I love my spouse. I hope that’s not terribly surprising. Among the things I love: a quirky sense of humor and a quick wit, a love of reading, and a deep compassion for animals and children. Among other creatures, one of our cats is a rescue from a flower pot where he’d been abandoned. We’ve agreed, as part of our informal marriage contract, to skip episodes of our favorite tv shows that show children being hurt, and our family doesn’t watch animal movies when I’m home. I know, how will they grow up properly without watching “Old Yeller?” They can watch it anytime they want, as long as I’m not around to see it.
Beyond depriving my children of animal movies, there’s something that connects us about what breaks our hearts.
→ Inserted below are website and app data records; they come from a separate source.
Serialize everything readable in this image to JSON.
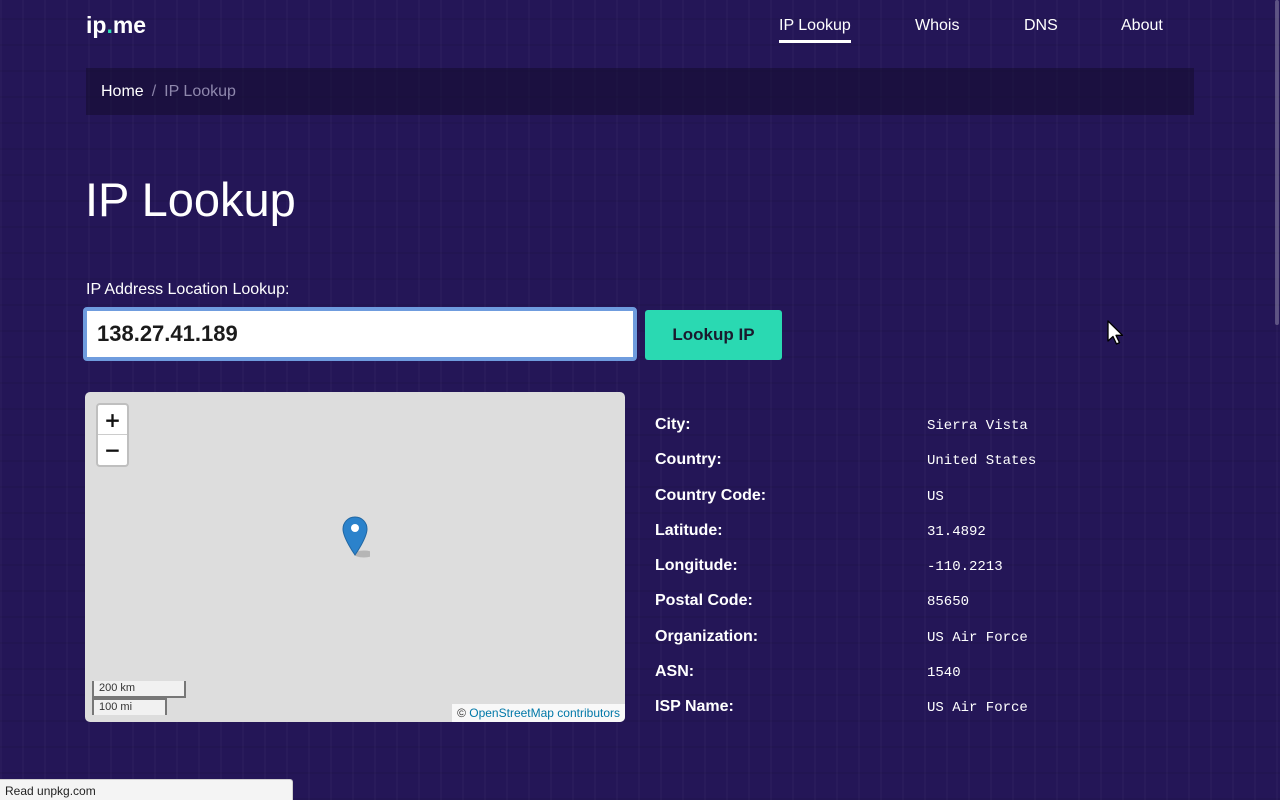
{
  "brand": {
    "prefix": "ip",
    "dot": ".",
    "suffix": "me"
  },
  "nav": [
    {
      "label": "IP Lookup",
      "active": true
    },
    {
      "label": "Whois",
      "active": false
    },
    {
      "label": "DNS",
      "active": false
    },
    {
      "label": "About",
      "active": false
    }
  ],
  "breadcrumb": {
    "home": "Home",
    "separator": "/",
    "current": "IP Lookup"
  },
  "page": {
    "title": "IP Lookup",
    "lookup_label": "IP Address Location Lookup:",
    "ip_value": "138.27.41.189",
    "button_label": "Lookup IP"
  },
  "map": {
    "zoom_in": "+",
    "zoom_out": "−",
    "scale_km": "200 km",
    "scale_mi": "100 mi",
    "attribution_prefix": "©",
    "attribution_link": "OpenStreetMap contributors",
    "marker_color": "#2b82cb"
  },
  "details": [
    {
      "label": "City:",
      "value": "Sierra Vista"
    },
    {
      "label": "Country:",
      "value": "United States"
    },
    {
      "label": "Country Code:",
      "value": "US"
    },
    {
      "label": "Latitude:",
      "value": "31.4892"
    },
    {
      "label": "Longitude:",
      "value": "-110.2213"
    },
    {
      "label": "Postal Code:",
      "value": "85650"
    },
    {
      "label": "Organization:",
      "value": "US Air Force"
    },
    {
      "label": "ASN:",
      "value": "1540"
    },
    {
      "label": "ISP Name:",
      "value": "US Air Force"
    }
  ],
  "status_bar": "Read unpkg.com",
  "colors": {
    "background": "#241657",
    "accent": "#2ad9b2",
    "input_focus": "#6f9cde"
  }
}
A cause or event that breaks both our hearts, makes us more likely to show up to volunteer for a cause, attend a event, or find ways to share childcare so one of us can be present. Heart break motivates us as a team.
I think the same must be true of our relationship with God. When we see the world as God does, we just might find hunger, poverty, violence, and any kind of dehumanization breaking our hearts. What must God feel seeing a child going to bed hungry? What does God feel surveying creation and seeing strip-mined mountains, a plastic trash island in the oceans, and hurricane after devastating hurricane?
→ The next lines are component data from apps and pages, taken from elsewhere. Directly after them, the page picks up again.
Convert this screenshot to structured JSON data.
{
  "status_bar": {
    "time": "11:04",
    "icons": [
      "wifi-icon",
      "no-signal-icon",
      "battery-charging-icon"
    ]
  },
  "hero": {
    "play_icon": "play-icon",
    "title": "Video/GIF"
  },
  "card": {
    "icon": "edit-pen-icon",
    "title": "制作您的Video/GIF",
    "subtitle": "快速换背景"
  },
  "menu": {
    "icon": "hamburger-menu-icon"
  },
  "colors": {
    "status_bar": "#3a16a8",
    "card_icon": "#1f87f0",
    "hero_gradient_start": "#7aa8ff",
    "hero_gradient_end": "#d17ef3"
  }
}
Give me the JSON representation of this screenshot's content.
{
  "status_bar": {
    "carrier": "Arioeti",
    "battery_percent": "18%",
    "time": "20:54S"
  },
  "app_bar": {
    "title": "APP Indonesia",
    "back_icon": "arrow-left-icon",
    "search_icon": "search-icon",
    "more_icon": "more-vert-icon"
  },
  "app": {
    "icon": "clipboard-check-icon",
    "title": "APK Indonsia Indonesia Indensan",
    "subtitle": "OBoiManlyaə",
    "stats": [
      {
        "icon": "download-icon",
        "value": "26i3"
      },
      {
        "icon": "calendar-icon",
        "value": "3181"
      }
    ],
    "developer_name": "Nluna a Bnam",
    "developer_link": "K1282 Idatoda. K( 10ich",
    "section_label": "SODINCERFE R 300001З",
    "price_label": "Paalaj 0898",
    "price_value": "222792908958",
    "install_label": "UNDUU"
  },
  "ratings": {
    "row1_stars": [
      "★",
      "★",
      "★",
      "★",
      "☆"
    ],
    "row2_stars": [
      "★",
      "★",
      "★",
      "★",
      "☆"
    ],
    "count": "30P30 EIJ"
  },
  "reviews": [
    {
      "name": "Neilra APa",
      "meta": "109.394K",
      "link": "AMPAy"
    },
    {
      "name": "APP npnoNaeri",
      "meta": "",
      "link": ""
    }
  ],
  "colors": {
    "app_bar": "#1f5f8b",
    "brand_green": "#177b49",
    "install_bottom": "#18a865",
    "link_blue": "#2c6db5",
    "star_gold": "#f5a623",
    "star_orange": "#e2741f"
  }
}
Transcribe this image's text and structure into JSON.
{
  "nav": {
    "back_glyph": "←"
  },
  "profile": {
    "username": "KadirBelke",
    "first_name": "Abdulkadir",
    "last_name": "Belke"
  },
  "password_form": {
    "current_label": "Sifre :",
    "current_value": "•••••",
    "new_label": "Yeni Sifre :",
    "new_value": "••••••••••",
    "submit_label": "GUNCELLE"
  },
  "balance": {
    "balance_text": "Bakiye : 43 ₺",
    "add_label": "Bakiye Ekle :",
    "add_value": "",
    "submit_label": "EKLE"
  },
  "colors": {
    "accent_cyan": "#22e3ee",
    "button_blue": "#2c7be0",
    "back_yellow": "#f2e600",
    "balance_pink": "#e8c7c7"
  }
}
This week we’ll ask God to “Break my heart for what breaks yours.” Not to stay in a place of hurt, but rather to be moved to respond to the pain with what else, but love. Not a love of infatuation, easy words and little else. No, a love that reaches out with food for the hungry, comfort for the sick, companionship for the lonely, and care for this beautiful planet we call home.
I’ll see you on Sunday,